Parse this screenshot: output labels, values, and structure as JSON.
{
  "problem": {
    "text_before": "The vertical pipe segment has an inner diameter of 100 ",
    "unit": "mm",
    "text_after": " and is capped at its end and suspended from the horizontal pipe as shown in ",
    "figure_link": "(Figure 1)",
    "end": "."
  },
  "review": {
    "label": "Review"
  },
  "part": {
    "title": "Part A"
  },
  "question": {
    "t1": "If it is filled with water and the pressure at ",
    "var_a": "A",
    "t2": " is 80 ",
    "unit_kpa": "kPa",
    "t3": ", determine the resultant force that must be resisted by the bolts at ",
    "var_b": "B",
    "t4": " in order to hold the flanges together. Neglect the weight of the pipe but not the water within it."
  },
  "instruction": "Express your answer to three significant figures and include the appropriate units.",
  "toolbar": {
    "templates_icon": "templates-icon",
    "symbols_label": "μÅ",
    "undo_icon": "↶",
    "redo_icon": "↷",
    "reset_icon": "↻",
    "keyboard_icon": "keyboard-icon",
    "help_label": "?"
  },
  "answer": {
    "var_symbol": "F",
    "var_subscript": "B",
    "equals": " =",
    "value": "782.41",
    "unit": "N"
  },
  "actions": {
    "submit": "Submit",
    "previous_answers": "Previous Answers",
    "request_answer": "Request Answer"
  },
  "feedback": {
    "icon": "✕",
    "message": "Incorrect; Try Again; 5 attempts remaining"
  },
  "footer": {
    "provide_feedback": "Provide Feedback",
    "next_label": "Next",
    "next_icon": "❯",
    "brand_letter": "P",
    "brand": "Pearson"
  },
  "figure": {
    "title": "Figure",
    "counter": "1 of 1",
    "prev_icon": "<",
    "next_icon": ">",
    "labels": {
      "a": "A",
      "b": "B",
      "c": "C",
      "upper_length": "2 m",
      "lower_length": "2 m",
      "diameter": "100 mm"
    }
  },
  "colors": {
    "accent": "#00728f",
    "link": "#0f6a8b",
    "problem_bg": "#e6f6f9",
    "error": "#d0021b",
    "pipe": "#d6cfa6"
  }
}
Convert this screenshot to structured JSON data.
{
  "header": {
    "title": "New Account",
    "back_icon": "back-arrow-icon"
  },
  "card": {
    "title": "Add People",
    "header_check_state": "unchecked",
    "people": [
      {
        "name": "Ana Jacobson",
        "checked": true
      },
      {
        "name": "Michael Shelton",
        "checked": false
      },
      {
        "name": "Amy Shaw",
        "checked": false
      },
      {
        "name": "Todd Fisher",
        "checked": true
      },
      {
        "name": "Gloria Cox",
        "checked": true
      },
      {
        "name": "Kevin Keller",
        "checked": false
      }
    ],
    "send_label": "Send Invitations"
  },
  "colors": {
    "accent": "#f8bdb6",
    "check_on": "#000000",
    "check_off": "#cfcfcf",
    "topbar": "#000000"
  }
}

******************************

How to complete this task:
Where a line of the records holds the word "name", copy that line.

Answer to this exercise:
        "name": "Ana Jacobson",
        "name": "Michael Shelton",
        "name": "Amy Shaw",
        "name": "Todd Fisher",
        "name": "Gloria Cox",
        "name": "Kevin Keller",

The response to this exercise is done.